The former offensive coordinator found himself thrust in a prominent role due to a tragedy. As a consequence of Colts Head Coach Chuck Pagano being diagnosed with lukemia Arians has been named interim Head Coach. While I agreed with the general consensus and team decision to part ways with BA, I, nonetheless, have considered much of the criticisms of him to be over the top. So, in spite of the tragic circumstances, I have found some humor and perhaps even a bit of cosmic justice in the fact that in spite of the venom that has been directed at him he has landed a low expectation, low pressure head coaching gig. A reminder that hating rarely rewards the hater.
This was a topic of discussion during the off season. How would the team weather the loss of strong leaders like Hines Ward, James Farrior, Aaron Smith and Chris Hoke. Would replacing their leadership be a greater problem than replacing their talent. Players such as Ike Taylor, Troy Polamalu, Ryan Clark and Antonio Brown promised to step up and we began to believe that all would be fine.
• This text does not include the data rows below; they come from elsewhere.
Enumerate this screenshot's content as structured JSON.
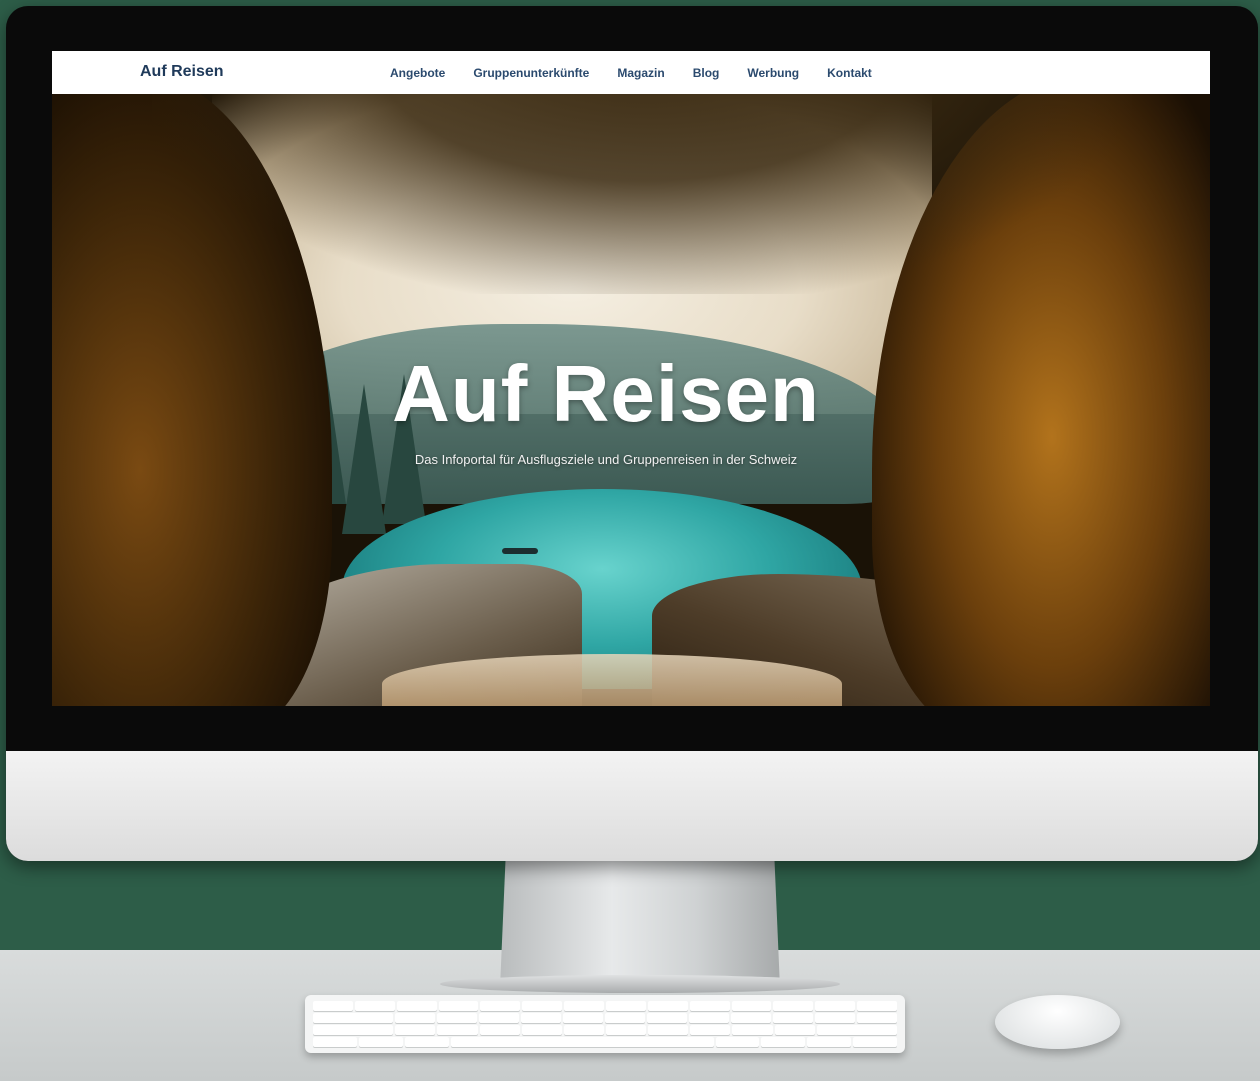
{
  "navbar": {
    "brand": "Auf Reisen",
    "items": [
      {
        "label": "Angebote"
      },
      {
        "label": "Gruppenunterkünfte"
      },
      {
        "label": "Magazin"
      },
      {
        "label": "Blog"
      },
      {
        "label": "Werbung"
      },
      {
        "label": "Kontakt"
      }
    ]
  },
  "hero": {
    "title": "Auf Reisen",
    "subtitle": "Das Infoportal für Ausflugsziele und Gruppenreisen in der Schweiz"
  },
  "colors": {
    "background": "#2d5d48",
    "nav_text": "#2b4a6e",
    "brand_text": "#1f3a5a",
    "hero_text": "#ffffff"
  }
}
However, the question has been raised again, this time within the context of trying to determine an explanation for the team defensive woes in the first quarter of the season. Are the new leaders up to the task? Will all be fine with some time? It is an issue we'll be watching over the next few weeks and beyond.
Keeping an eye on and keeping up with the neighbors is the main issue driving our concerns about returning to the win column this weekend. The Ravens have managed a 3-1 record feasting on Ohio and the shaky Patriots. The Bengals have also been bottom feeding. But the Steelers don't get to pick on Cleveland until later in the year. And the Browns could be a lot better by then. They are losing, but are doing so playing young guys who will benefit from the hard knocks they're experiencing now as they become more seasoned. They may well be a much tougher out in the winter and certainly next year when they are completely under the sway on new ownership than they are now. BTSC's Rebecca Rollett has been keeping an eye on the AFC North this season and has been producing her typically high level of analysis.
NFL position needs
Bill Barnwell put together an interesting piece at grantland.com concerning chronic position needs for a number of different NFL teams. For the Steelers he identifies the position of left offensive tackle. See what he has to say about the Pats, Eagles, Giants, Rams, Browns, Cowboys and others.
He put together a couple of interesting pieces this week. In an area of interest to me he speaks to troubling trend that in spite of ever higher salaries professional athletes are ending up broke. Earlier in the week he addressed a number of issues and came to conclusions that I am sure some of you will find emotionally satisfying if nothing else. He labels both New York coaches, Tom Coughlin and Rex Ryan as overrated. And I think you'll be very happy with who he picks to appear in this year's Super Bowl.
From time to time I take the liberty to address some non football issues in this space. This week marked the 40th anniversary of Roberto Clemente's 3,000th hit. It may not be impossible but it is likely to be very difficult for anyone of a certain age and with Pittsburgh roots to be a sports fan and not be a great admirer of Clemente. It defines a generation of Pittsburghers and has engendered an almost cultlike following. Two of us at BTSC, Neal Coolong and Homer J have been lucky to have had contact with the Great One or with others who were close to him. Both wrote movingly of those relationships this past week. They get the last word.